PUEBLO – In conjunction with the Created Equal film series, author and activist Thomas Armstrong will share his experience as a Freedom Rider with the Colorado State University-Pueblo community on April 7.
The four-part film series was made possible by a grant to the University Library by the National Endowment for the Humanities (NEH). The NEH Created Equal project uses the power of documentary films to encourage public conversations about the changing meanings of freedom and equality in America. Freedom Riders will be shown at 7 p.m. on April 3 in LARC 109. The viewing is free and open to the public. The film chronicles the terrifying, moving, and suspenseful story of a time when white and black volunteers riding a bus into the Deep South risked being jailed, beaten, or killed, as white local and state authorities ignored or encouraged violent attacks.
Armstrong, author of Autobiography of a Freedom Rider: My Life as a Foot Soldier for Civil Rights will discuss his role as a Freedom Rider and civil rights activist beginning at 7 p.m. on April 7 in Occhiato University Center Ballroom.
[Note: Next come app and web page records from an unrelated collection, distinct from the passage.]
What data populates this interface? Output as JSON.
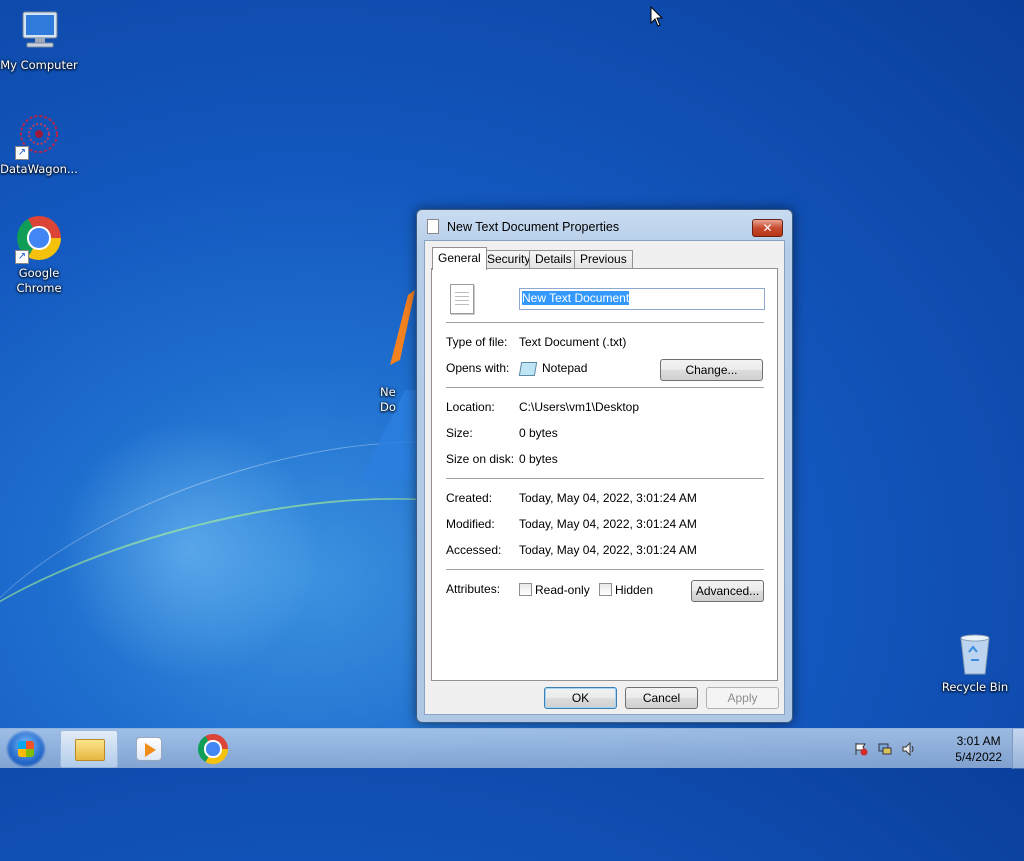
{
  "desktop": {
    "icons": [
      {
        "label": "My Computer",
        "icon": "computer-icon"
      },
      {
        "label": "DataWagon...",
        "icon": "datawagon-icon"
      },
      {
        "label": "Google\nChrome",
        "icon": "chrome-icon"
      },
      {
        "label": "Recycle Bin",
        "icon": "recycle-bin-icon"
      }
    ],
    "partial_icon_label": "Ne\nDo"
  },
  "dialog": {
    "title": "New Text Document Properties",
    "close_label": "✕",
    "tabs": [
      "General",
      "Security",
      "Details",
      "Previous Versions"
    ],
    "active_tab": "General",
    "file_name": "New Text Document",
    "type_of_file_label": "Type of file:",
    "type_of_file": "Text Document (.txt)",
    "opens_with_label": "Opens with:",
    "opens_with": "Notepad",
    "change_button": "Change...",
    "location_label": "Location:",
    "location": "C:\\Users\\vm1\\Desktop",
    "size_label": "Size:",
    "size": "0 bytes",
    "size_on_disk_label": "Size on disk:",
    "size_on_disk": "0 bytes",
    "created_label": "Created:",
    "created": "Today, May 04, 2022, 3:01:24 AM",
    "modified_label": "Modified:",
    "modified": "Today, May 04, 2022, 3:01:24 AM",
    "accessed_label": "Accessed:",
    "accessed": "Today, May 04, 2022, 3:01:24 AM",
    "attributes_label": "Attributes:",
    "readonly_label": "Read-only",
    "readonly_checked": false,
    "hidden_label": "Hidden",
    "hidden_checked": false,
    "advanced_button": "Advanced...",
    "ok_button": "OK",
    "cancel_button": "Cancel",
    "apply_button": "Apply"
  },
  "taskbar": {
    "pinned": [
      "windows-explorer-icon",
      "media-player-icon",
      "chrome-icon"
    ],
    "time": "3:01 AM",
    "date": "5/4/2022",
    "tray_icons": [
      "action-center-flag-icon",
      "network-icon",
      "volume-icon"
    ]
  },
  "colors": {
    "desktop_blue": "#1357be",
    "selection": "#3399ff",
    "close_red": "#c74b30"
  }
}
The film includes previously unseen amateur 8-mm footage of the burning bus on which some Freedom Riders were temporarily trapped, taken by a local 12-year-old and held as evidence since 1961 by the FBI. In the segregated South, when lynching and Klansmen and Jim Crow laws ruled, there existed a line of foot soldiers ready to sacrifice their lives for the right to vote, to enter rooms marked 'White Only,' and to live with simple dignity. They were called Freedom Riders, and Thomas M. Armstrong was one of them.
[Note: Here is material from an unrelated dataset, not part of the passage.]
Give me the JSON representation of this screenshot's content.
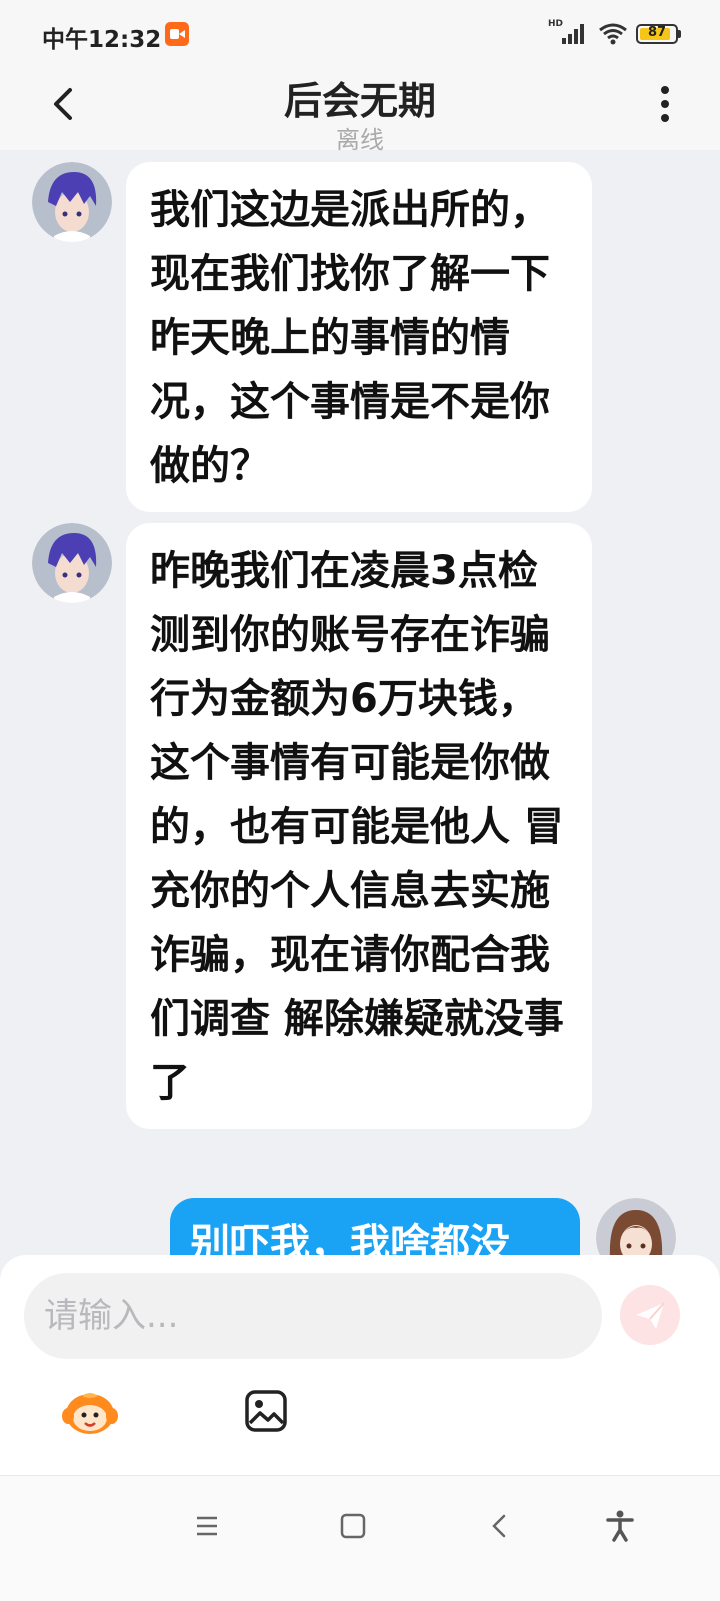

Autobiography of a Freedom Rider details Armstrong's burning need to create social change for his fellow black citizens. This richly woven memoir, which traces back to his great-grandparents as freed slaves, examines the history of the Civil Rights Movement, the devastating personal repercussions Armstrong endured for being a champion of those rights, the sweet taste of progressive advancement in the past 50 years, and a look ahead at the work still to be done.